(Action item): Scan the lines below; pull out those with "this".

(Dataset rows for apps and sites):
= Beginning of Section =

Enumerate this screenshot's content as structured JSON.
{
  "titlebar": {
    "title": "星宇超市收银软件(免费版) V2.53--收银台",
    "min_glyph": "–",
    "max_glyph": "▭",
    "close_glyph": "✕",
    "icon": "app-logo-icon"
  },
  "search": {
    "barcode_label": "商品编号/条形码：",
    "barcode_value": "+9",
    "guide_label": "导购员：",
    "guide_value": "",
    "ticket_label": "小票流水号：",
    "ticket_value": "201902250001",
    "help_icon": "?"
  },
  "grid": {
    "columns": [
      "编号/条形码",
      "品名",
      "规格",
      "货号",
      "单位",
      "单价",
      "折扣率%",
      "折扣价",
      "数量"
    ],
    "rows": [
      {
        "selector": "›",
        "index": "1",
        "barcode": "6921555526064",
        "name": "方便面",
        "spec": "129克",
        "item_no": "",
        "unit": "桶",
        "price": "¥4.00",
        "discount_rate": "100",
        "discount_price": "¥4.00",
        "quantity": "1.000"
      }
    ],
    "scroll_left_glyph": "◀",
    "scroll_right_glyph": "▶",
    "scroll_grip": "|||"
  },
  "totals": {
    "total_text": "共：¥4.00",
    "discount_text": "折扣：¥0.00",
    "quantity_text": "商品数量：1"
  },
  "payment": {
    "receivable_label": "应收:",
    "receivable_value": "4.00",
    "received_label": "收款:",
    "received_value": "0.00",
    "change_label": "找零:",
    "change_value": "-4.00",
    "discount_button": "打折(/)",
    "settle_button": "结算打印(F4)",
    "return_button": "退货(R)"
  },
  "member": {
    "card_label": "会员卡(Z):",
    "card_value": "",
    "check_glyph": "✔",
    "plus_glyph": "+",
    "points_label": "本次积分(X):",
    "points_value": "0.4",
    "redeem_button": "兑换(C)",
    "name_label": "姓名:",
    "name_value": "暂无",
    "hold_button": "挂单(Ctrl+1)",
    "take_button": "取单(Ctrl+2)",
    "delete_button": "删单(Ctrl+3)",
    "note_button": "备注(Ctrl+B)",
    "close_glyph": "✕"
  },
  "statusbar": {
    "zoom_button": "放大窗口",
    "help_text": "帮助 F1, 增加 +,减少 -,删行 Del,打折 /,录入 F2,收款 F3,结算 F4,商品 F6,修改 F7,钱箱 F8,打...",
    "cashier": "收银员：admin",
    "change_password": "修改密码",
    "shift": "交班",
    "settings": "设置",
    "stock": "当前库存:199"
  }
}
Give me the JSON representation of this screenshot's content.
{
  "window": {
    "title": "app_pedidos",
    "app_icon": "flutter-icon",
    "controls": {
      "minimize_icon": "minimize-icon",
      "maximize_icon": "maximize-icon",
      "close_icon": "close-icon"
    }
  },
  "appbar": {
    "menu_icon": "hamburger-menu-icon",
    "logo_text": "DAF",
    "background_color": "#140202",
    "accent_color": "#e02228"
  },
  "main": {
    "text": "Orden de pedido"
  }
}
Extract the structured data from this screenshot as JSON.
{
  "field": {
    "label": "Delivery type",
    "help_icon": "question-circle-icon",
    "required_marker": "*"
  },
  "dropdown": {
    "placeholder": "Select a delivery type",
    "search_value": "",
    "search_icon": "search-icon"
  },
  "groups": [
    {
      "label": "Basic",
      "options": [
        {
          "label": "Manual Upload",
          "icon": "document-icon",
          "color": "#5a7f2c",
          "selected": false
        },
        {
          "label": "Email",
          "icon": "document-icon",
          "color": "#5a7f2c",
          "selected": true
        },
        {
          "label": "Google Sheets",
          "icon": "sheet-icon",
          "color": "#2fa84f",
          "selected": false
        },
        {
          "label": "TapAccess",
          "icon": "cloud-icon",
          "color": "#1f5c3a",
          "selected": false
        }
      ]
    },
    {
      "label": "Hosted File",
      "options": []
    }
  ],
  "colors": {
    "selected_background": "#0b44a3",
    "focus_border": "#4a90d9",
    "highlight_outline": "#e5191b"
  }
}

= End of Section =

(Response):
Enumerate this screenshot's content as structured JSON.
Give me the JSON representation of this screenshot's content.
Extract the structured data from this screenshot as JSON.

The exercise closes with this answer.